> [What to do]: Pull out every line below containing the word "énergétiques".

> [Data for the task]:
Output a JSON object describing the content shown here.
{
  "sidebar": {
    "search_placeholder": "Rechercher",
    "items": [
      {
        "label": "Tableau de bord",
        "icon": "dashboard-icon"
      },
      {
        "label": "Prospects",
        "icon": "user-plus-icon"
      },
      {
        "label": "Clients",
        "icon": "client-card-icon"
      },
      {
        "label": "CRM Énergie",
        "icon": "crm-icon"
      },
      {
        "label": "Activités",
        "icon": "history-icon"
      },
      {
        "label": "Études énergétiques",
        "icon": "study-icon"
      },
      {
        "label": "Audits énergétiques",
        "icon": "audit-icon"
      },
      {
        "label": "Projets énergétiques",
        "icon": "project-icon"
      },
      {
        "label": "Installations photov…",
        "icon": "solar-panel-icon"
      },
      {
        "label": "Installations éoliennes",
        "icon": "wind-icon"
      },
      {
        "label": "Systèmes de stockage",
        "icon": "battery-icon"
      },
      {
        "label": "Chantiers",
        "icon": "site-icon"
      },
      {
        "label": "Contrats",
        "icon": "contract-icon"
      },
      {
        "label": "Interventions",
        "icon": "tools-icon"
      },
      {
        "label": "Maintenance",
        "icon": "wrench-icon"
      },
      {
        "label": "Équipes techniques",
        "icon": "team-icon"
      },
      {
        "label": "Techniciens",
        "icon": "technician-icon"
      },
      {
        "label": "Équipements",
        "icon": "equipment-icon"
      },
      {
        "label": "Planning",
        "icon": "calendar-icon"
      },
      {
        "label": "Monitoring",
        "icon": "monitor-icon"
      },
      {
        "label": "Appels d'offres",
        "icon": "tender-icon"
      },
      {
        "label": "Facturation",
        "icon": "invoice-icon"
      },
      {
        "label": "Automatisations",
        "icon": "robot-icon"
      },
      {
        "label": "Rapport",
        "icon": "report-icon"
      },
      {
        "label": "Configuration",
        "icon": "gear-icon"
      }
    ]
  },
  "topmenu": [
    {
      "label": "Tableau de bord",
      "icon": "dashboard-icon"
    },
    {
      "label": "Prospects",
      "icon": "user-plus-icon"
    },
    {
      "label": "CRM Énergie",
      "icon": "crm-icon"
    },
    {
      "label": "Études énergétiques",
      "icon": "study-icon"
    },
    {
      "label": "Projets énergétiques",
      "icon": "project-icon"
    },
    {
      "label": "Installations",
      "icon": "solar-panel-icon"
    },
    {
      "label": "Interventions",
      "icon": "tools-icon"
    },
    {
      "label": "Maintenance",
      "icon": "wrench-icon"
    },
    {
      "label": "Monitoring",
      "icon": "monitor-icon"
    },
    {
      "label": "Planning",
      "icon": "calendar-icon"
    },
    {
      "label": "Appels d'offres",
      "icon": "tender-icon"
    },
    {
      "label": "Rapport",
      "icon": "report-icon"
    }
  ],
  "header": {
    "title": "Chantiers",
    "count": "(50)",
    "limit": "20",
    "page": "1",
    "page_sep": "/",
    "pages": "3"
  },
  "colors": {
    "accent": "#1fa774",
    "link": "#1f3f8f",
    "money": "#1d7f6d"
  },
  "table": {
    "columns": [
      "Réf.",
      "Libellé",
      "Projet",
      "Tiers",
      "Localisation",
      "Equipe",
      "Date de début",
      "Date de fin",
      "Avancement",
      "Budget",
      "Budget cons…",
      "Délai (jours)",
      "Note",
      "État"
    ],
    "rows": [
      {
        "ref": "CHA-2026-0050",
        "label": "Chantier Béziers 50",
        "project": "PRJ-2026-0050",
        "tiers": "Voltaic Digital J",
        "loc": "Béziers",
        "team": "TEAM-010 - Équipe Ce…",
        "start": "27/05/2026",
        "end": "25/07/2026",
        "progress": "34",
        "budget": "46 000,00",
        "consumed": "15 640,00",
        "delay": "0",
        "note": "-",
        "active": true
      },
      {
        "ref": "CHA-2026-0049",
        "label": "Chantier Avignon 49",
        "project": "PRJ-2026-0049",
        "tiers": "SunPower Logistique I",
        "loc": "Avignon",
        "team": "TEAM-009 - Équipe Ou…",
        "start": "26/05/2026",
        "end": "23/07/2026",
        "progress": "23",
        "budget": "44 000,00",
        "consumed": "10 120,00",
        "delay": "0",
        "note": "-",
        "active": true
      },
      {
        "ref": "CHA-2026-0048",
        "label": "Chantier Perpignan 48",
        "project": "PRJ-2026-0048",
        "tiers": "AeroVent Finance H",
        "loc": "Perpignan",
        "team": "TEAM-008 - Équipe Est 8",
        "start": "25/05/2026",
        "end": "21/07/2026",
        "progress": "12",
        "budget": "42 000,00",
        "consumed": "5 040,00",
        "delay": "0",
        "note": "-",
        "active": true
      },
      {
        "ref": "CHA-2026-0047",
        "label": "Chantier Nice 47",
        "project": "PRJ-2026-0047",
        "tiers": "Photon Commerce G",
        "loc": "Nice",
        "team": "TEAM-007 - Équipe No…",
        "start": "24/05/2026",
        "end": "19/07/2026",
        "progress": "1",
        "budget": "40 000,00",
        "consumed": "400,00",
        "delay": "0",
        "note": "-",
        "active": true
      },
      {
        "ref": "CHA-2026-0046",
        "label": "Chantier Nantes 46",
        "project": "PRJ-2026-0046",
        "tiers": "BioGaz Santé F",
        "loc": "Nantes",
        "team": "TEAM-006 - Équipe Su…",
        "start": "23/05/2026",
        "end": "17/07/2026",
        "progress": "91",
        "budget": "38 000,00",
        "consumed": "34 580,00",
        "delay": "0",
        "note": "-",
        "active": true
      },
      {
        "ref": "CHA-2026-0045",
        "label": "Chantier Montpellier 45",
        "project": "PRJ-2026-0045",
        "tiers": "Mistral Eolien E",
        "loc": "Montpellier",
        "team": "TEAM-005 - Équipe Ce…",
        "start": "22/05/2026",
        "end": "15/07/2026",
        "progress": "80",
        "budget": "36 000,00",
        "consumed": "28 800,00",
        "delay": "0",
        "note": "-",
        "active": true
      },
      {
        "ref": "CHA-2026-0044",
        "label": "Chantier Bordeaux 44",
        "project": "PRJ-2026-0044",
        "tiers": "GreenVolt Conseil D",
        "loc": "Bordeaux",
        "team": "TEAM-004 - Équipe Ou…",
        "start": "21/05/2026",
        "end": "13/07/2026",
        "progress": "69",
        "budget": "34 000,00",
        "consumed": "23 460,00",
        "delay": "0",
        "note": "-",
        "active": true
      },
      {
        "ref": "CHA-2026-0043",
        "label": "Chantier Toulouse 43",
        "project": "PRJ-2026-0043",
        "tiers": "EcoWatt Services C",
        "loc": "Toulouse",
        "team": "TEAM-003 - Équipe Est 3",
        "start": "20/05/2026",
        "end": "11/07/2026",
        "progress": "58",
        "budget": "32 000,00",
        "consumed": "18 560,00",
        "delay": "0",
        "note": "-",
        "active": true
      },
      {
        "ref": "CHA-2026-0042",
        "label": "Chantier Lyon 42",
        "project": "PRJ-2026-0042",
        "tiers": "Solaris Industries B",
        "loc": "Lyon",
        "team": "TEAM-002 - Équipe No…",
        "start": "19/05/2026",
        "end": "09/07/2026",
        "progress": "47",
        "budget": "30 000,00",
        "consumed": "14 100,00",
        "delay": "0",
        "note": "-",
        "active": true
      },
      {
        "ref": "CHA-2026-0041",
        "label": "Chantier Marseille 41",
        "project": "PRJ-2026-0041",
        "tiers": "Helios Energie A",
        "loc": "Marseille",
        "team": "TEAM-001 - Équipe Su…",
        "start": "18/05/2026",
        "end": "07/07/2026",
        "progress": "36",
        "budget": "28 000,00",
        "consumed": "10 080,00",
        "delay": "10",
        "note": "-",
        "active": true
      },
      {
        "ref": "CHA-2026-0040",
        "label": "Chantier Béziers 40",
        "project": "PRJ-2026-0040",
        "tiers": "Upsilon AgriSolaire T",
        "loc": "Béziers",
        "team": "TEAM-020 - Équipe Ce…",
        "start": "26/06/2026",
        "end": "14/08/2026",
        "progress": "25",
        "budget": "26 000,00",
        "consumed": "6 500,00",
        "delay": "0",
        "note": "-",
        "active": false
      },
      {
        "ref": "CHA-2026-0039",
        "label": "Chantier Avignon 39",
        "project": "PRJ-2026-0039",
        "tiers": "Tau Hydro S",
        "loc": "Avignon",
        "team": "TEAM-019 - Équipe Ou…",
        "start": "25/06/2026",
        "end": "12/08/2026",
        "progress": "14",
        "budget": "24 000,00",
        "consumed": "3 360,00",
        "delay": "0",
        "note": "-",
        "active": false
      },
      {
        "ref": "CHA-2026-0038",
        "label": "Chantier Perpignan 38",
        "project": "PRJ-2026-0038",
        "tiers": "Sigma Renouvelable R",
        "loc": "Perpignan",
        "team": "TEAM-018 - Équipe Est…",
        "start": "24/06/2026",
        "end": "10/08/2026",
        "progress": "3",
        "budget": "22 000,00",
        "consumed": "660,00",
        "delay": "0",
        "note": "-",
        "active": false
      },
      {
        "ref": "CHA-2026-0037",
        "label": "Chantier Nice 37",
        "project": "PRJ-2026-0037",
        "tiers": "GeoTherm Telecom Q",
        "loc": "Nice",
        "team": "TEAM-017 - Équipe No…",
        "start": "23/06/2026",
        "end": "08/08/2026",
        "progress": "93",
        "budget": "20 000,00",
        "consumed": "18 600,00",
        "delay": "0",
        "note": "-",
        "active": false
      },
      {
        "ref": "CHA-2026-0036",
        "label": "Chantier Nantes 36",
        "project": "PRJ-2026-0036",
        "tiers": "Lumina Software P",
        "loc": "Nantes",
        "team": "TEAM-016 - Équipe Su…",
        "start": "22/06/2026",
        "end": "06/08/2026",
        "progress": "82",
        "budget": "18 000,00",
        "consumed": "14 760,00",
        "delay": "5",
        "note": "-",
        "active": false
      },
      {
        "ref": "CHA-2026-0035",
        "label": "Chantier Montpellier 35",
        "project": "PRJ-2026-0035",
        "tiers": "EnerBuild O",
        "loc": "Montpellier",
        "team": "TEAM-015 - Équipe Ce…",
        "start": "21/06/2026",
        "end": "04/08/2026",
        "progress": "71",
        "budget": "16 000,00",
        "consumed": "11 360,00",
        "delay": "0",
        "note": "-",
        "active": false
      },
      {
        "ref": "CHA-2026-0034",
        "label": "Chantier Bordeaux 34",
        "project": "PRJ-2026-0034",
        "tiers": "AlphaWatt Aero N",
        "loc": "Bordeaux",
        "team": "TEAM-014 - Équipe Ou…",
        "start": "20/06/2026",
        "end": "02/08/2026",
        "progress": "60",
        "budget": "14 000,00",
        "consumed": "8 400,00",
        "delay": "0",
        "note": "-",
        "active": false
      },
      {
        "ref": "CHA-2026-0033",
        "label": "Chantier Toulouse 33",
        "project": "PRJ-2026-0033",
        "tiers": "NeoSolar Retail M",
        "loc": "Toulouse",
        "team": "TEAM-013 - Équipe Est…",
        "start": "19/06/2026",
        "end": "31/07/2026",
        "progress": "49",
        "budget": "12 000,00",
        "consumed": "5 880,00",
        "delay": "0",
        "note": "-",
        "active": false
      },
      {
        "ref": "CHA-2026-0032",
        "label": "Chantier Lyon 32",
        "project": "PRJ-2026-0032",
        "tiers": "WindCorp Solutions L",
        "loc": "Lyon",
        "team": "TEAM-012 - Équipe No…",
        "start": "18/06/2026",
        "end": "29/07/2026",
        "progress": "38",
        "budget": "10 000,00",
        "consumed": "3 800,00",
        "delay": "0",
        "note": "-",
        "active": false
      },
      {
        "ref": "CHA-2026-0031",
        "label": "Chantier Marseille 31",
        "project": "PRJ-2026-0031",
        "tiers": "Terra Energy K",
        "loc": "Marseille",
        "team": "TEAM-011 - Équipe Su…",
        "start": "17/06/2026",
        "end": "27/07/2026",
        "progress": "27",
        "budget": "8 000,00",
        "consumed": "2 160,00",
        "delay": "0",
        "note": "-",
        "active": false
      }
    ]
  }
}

> [Result of the task]:
        "label": "Études énergétiques",
        "label": "Audits énergétiques",
        "label": "Projets énergétiques",
      "label": "Études énergétiques",
      "label": "Projets énergétiques",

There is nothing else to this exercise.